It’s kind of like, “I hope I run into a weirdo at the bar, otherwise it’s going to be a pretty boring comic tomorrow.” And right now, I’m trying to figure out alternatives because I can’t afford to go out to the bar every night, but I need material, you know? *laughs*

Man, I get it, totally, believe me. I always fantasized about living in a big city and wondered what that would be like.

Well, the funny thing is you can’t seem to ever…it’s hard to find a balance. In New York, there’s so much stuff happening all the time, but you’re so tired from commuting and your job and then there’s so much going on that you feel guilty all the time because you don’t have the time.
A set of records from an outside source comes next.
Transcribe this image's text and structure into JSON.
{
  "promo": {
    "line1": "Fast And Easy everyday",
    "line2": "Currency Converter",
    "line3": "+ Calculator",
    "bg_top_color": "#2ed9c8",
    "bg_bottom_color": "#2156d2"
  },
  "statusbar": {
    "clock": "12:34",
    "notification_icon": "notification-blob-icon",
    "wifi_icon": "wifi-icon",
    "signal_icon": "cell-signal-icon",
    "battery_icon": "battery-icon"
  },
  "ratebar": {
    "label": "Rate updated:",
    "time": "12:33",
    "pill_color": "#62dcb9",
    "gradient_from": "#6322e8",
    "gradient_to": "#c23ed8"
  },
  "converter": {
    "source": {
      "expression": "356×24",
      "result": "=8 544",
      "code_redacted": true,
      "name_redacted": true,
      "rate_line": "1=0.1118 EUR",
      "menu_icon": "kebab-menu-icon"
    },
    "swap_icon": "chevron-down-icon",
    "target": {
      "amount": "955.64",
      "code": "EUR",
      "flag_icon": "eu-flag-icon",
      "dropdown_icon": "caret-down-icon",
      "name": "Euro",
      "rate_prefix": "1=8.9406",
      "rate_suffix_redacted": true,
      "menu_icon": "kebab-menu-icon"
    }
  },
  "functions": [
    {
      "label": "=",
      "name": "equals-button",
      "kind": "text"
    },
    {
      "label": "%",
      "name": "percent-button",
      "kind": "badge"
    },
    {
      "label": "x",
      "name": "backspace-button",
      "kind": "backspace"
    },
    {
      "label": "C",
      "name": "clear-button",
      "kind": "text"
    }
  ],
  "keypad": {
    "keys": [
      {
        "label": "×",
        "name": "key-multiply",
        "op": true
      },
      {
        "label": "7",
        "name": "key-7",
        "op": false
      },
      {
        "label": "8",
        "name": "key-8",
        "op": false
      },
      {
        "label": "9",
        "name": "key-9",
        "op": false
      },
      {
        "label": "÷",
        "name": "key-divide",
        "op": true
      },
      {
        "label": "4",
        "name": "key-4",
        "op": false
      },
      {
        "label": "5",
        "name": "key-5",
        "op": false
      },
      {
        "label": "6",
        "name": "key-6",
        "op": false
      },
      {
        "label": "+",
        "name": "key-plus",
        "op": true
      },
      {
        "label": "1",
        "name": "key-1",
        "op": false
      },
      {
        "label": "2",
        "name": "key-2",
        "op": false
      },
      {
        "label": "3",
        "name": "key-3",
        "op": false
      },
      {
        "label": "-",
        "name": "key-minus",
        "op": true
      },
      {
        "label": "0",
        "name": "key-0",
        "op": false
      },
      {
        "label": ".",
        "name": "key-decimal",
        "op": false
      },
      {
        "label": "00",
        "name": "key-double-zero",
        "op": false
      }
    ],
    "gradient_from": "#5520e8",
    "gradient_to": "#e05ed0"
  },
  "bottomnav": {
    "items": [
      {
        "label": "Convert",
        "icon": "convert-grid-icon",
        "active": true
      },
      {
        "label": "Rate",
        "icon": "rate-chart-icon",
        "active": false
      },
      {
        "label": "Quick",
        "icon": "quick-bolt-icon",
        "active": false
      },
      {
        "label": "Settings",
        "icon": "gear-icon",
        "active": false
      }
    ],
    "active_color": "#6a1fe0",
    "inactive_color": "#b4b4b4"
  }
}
I don’t go to anything in New York, I’m always missing everything.

Being in a smaller town, it’s nice. If there’s anything going on, you’re going to see it. I wish there was a little more going on sometimes, but it’s really nice because you get to be at the ground floor of everything. You get to be more of an author of your own culture.

Like that Festival of the Beautiful? That was great! I had never even done Mardi Gras before and now here I am, I get to be a founding member of this cool parade, something I think they’re going to do every year. And that’s really great. Because you can just do that. Galveston is a blank canvas.

Follow Pat Palermo:

Website | Galveston Diary | Instagram

 

Pat Palermo (center) waits alongside fellow GAR resident Fidencio Fifield-Perez (left) and Eric Schnell (right) for the Festival of the Beautiful parade to begin. See more at the GAR Blog. Photo: Galveston Artist Residency